Wondered why it’s been so hard to ramp up production of surgical masks and respirators? Why haven’t private companies flooded into the market to meet peak demand?
Because they are regulated medical devices & new versions require FDA approval which can take months to obtain.
Surgical Masks – Premarket Notification [510(k)] SubmissionsGuidance for Industry and FDA StaffMARCH 2004
Take a look at this FDA regulation, intended to ease (!) the application process for “premarket notification.” That means you have to do all of this–and get FDA sign off–before your new surgical mask gets anywhere near shelves.
Let’s say that you’re a garment manufacturer in NYC, but, of course, retail sales are down, so you’re looking for another revenue stream. Why not make surgical masks, keeping your doors open, employees employed, and saving lives? It’s a win-win-win!
But how long do you think it would take you to jump through these hurdles, and do you think someone without an army of regulatory compliance officers would be reasonably able to do so at all?
To start, you must: – do a compositional side-by-side analysis of your mask vs all other masks currently sold. Hire a few materials scientists, okay. – measure “tensile strength” & “impact resistance.” Hire the Mythbusters and have them whack it with a hammer.
– perform detailed “risk analysis,” for fluid/bacteria resistance and “flammability.” Hmmm, better open a branch office for all those extra materials scientists and medical researchers. This is multiple major studies (though a Boring Company flamethrower might work in a pinch.)
– but wait, don’t forget that masks touch skin! What if it gives you a rash!!! Okay, fine, we’ll fill out the “standard ISO-10993,” yeah, you know, the one for “Biological Evaluation of Medical Devices Part 1: Evaluation and Testing.” Sprinkle in a couple more clinicians.
I could go on and on. There is no world in which any company not already deeply invested in manufacturing surgical masks could jump through these hurdles in time to mitigate the desperate shortage of PPE for medical professionals on the COVID-19 front lines.

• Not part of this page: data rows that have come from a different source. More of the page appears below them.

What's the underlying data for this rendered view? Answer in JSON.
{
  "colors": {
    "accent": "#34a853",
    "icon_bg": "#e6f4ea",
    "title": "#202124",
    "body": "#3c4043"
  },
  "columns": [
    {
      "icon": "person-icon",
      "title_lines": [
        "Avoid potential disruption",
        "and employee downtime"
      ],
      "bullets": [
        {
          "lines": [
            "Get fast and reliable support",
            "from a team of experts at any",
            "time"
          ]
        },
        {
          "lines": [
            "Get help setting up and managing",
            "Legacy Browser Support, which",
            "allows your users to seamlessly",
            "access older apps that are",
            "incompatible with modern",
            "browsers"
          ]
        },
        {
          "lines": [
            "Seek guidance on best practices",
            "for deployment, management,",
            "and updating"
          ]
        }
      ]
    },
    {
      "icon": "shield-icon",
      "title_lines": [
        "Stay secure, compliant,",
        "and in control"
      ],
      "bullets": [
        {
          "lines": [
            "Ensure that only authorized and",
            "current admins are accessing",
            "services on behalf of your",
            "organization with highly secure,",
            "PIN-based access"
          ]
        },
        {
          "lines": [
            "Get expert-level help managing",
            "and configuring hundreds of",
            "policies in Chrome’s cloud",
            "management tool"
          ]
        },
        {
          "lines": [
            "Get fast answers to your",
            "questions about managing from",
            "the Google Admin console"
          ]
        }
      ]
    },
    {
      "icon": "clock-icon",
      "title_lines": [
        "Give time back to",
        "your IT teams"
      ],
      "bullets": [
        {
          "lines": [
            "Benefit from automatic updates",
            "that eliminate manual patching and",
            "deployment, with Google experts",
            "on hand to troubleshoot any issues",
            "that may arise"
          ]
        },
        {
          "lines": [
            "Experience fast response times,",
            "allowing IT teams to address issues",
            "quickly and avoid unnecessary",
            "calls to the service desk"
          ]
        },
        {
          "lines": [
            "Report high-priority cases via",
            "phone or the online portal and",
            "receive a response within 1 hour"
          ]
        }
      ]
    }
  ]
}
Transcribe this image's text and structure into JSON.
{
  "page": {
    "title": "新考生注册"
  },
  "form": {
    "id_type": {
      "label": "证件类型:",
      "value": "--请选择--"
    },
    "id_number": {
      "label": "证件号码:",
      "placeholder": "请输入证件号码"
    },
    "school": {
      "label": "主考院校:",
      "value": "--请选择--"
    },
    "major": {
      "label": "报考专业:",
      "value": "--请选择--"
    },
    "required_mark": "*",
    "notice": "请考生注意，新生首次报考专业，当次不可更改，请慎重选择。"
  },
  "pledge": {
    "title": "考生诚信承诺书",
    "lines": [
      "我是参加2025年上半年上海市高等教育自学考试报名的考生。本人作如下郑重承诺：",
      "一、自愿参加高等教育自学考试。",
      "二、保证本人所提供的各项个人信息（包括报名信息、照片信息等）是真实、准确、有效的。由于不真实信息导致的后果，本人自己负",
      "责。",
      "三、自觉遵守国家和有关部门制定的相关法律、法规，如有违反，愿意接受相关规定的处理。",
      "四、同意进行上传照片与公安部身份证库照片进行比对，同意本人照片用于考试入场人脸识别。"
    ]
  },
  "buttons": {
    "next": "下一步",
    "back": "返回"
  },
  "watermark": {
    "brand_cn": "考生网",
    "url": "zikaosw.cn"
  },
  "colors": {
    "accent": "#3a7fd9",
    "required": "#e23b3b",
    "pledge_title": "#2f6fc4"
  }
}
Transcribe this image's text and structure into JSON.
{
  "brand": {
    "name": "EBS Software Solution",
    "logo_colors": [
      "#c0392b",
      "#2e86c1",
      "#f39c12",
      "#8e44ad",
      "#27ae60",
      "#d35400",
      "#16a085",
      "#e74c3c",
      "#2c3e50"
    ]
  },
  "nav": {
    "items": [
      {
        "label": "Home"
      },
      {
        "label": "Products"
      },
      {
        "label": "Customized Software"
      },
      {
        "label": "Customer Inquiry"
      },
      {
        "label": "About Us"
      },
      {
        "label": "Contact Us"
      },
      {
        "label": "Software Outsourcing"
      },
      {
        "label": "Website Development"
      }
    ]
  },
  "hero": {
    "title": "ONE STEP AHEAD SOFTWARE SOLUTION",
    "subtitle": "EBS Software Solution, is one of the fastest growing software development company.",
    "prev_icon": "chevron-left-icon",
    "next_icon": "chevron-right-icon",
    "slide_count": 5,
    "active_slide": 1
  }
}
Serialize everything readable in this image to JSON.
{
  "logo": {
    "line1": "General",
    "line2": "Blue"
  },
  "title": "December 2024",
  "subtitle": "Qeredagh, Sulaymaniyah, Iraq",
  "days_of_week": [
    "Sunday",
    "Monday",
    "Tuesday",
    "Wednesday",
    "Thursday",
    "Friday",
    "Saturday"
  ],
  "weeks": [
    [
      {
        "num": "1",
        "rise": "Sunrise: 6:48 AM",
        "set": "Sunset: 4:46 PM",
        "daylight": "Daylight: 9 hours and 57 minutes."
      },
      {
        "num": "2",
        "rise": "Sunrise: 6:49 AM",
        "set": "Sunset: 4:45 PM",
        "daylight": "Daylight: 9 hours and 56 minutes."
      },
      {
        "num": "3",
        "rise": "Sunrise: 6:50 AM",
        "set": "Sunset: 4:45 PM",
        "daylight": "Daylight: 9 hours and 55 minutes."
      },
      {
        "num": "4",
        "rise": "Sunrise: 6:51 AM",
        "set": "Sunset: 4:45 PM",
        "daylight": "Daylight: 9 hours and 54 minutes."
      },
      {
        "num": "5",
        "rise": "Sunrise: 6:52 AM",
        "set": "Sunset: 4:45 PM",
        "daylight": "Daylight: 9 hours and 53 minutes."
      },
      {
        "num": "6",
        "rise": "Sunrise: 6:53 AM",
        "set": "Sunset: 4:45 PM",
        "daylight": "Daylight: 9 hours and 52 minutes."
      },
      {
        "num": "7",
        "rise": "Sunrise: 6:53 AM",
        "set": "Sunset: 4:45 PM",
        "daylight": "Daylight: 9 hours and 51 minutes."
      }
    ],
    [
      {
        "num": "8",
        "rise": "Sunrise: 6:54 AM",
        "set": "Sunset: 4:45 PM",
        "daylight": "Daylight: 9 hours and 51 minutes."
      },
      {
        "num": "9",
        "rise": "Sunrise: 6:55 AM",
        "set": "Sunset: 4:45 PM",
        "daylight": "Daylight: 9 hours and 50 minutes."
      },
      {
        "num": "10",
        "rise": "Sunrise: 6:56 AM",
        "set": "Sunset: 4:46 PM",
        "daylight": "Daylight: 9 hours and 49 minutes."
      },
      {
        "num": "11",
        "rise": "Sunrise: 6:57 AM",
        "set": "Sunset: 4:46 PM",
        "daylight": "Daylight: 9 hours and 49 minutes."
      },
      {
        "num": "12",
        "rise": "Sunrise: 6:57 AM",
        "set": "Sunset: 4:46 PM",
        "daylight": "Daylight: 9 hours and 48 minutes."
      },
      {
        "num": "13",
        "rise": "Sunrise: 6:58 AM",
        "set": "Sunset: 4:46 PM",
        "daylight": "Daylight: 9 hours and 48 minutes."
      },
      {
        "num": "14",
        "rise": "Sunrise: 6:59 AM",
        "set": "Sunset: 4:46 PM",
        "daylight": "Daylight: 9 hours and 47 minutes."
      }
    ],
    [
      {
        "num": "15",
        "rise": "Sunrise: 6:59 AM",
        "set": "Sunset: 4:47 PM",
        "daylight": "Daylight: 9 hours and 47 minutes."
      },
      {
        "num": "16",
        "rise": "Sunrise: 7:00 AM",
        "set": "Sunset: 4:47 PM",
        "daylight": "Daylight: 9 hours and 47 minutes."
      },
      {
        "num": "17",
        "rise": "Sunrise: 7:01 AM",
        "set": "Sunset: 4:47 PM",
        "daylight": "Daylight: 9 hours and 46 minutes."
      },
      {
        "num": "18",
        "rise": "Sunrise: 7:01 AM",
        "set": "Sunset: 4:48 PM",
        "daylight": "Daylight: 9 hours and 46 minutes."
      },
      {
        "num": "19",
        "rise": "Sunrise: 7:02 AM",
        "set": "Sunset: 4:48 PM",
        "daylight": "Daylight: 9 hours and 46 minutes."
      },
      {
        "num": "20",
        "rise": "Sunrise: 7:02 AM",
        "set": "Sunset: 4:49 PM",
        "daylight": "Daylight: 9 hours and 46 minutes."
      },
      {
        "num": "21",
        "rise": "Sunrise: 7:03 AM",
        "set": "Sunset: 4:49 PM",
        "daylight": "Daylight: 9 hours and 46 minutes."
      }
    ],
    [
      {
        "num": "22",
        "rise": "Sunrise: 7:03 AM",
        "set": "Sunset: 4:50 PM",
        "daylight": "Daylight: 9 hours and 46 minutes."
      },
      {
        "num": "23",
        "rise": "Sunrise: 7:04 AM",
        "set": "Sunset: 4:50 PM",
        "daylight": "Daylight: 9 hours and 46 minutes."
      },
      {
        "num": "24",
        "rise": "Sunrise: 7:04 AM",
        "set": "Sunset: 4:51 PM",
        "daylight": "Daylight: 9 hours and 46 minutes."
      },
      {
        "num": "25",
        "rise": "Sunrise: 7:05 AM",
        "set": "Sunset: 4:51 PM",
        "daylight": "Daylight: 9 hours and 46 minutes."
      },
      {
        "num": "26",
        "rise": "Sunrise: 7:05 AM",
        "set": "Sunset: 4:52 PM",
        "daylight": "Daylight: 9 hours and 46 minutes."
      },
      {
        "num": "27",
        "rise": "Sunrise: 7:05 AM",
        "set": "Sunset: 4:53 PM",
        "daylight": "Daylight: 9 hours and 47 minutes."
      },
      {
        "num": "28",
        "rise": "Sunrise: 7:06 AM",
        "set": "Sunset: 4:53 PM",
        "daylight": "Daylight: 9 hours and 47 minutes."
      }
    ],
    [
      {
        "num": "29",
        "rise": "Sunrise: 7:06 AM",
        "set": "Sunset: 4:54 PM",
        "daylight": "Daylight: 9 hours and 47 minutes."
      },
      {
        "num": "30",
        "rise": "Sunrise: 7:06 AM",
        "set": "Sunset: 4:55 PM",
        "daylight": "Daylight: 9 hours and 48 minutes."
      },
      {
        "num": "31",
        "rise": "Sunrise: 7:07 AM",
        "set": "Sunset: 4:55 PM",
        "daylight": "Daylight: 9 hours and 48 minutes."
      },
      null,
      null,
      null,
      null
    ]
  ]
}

None.
Matzko: Just as the FDA waived its COVID-19 testing regs (after weeks of delay), it should waive its surgical mask/respirator regulations for the duration.And we could have a discussion over whether these steps are necessary in ordinary times. But we aren’t living in ordinary times.
Just as the FDA waived its COVID-19 testing regs (after weeks of delay), it should waive its surgical mask/respirator regulations for the duration.
But since it hasn’t, the supply of officially-approved masks has remained artificially constricted. New entrants are effectively barred from selling unapproved masks.
If willing to expose themselves to immense legal liability, new manufacturers could give masks away, but you’re not going to get meaningful quantities that way. It’s merely fodder for pleasant 5 o’clock news stories about making a few 1000s for donation to the local clinic.
But because most people are unaware that masks/respirators are considered medical devices and just how onerous the applicable rules are, it leaves people thinking that the PPE crisis is a market failure, when it is anything but.
That leads folks to consider towards heavy-handed measures, like the government seizing the means of mask production. This is problematic for a bunch of reasons (& likely less effective), but it’s also completely unnecessary if the FDA would just DROP THE DAMN RULES.
Take a look at this FDA regulation, intended to ease (!) the application process for "premarket notification." That means you have to do all of this–and get FDA sign off–before your new surgical mask gets anywhere near shelves. 2/ https://t.co/fNzWcXKeFl
— Paul Matzko (@PMatzko) March 25, 2020